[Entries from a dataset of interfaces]
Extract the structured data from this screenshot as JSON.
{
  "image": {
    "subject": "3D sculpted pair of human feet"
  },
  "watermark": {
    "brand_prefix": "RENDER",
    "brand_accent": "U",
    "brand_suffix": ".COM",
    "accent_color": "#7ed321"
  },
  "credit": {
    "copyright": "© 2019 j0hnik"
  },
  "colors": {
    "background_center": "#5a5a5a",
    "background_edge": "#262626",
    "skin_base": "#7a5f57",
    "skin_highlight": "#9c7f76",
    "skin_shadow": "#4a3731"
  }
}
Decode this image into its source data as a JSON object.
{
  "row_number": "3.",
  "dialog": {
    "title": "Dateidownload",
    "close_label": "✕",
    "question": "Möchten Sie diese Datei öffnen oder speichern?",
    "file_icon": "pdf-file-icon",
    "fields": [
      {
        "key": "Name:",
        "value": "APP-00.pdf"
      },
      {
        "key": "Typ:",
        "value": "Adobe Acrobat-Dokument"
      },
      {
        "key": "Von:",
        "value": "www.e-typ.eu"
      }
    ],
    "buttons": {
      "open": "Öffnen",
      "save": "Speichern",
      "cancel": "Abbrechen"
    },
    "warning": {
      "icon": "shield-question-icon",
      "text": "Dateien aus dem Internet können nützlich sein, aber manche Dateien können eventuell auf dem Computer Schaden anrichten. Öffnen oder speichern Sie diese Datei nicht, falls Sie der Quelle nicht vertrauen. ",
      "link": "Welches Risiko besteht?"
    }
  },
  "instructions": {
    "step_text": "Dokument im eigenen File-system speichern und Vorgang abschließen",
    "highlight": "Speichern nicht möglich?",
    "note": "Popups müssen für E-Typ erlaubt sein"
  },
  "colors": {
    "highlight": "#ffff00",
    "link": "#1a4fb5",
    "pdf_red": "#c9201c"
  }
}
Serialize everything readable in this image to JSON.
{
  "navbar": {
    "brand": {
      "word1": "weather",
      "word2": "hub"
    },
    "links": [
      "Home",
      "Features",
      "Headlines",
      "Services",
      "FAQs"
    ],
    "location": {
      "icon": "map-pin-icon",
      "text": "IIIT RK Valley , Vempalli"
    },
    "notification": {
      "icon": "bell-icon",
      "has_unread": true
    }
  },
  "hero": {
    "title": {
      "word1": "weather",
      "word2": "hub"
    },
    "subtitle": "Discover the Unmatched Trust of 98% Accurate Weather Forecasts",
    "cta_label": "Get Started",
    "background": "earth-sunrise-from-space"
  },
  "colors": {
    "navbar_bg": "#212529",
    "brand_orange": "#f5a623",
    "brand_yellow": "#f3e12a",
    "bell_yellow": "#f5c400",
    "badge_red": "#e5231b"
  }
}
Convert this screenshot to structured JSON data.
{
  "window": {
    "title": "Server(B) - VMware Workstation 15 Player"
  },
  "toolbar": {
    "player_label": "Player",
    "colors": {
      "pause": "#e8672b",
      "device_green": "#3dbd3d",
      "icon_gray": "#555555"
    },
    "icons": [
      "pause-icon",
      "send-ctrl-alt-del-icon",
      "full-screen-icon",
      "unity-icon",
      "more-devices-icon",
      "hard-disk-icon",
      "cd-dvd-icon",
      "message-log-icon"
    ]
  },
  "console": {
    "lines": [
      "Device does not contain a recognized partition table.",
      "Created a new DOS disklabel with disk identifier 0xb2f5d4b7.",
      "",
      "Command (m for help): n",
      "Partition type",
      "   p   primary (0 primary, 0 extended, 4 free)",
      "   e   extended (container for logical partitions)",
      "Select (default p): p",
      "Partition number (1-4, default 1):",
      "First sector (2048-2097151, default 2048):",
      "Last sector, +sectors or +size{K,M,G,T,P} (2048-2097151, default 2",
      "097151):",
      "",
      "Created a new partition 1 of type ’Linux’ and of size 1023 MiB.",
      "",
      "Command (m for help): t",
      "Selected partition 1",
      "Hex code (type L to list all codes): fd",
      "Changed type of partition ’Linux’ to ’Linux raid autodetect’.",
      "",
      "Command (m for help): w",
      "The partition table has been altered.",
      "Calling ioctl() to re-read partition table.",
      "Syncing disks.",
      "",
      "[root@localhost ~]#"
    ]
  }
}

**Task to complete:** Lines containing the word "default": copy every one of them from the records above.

**Exercise result:**
      "Select (default p): p",
      "Partition number (1-4, default 1):",
      "First sector (2048-2097151, default 2048):",
      "Last sector, +sectors or +size{K,M,G,T,P} (2048-2097151, default 2",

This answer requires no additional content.